EHP is pleased to present the abstracts from the 28th annual meeting of the International Society for Environmental Epidemiology (ISEE), held in Rome, Italy, 1–4 September 2016, and hosted by the Department of Epidemiology Lazio Regional Health Service, ASL Roma 1, and the Italian Epidemiological Association. The focus of this year’s conference is current and future challenges in exposure assessment, study design, and data analyses.
Featured Children’s Health
Birgit Claus Henn, Adrienne S. Ettinger, Marianne R. Hopkins, Rebecca Jim, Chitra Amarasiriwardena, David C. Christiani, Brent A. Coull, David C. Bellinger, and Robert O. Wright
Diane Gilbert-Diamond, Jennifer A. Emond, Emily R. Baker, Susan A. Korrick, and Margaret R. Karagas

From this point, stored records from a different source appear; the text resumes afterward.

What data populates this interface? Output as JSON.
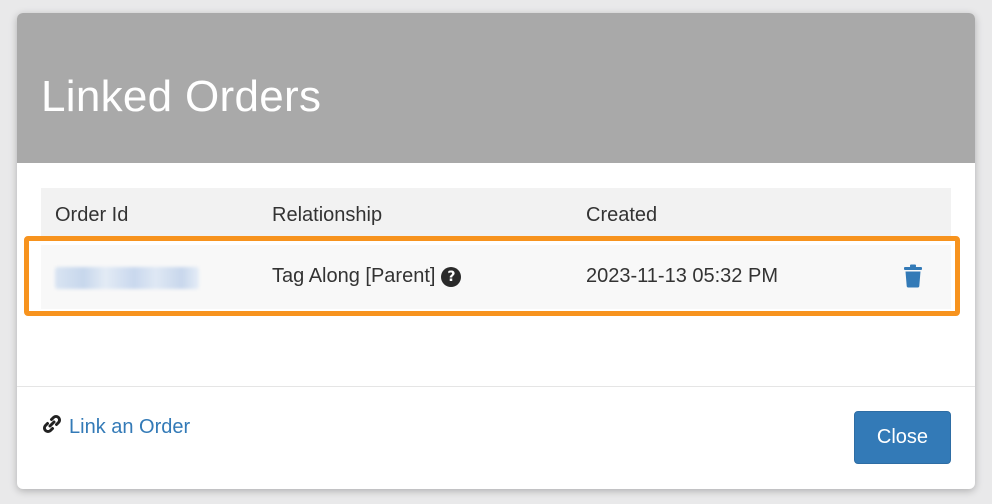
{
  "modal": {
    "title": "Linked Orders"
  },
  "table": {
    "headers": {
      "order_id": "Order Id",
      "relationship": "Relationship",
      "created": "Created"
    },
    "rows": [
      {
        "relationship": "Tag Along [Parent]",
        "created": "2023-11-13 05:32 PM"
      }
    ]
  },
  "footer": {
    "link_label": "Link an Order",
    "close_label": "Close"
  },
  "colors": {
    "header_bg": "#a9a9a9",
    "accent": "#337ab7",
    "highlight": "#f7931e"
  },
  "icons": [
    "help-icon",
    "trash-icon",
    "link-icon"
  ]
}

Benjamin B. Green, Margaret R. Karagas, Tracy Punshon, Brian P. Jackson, David J. Robbins, E. Andres Houseman, and Carmen J. Marsit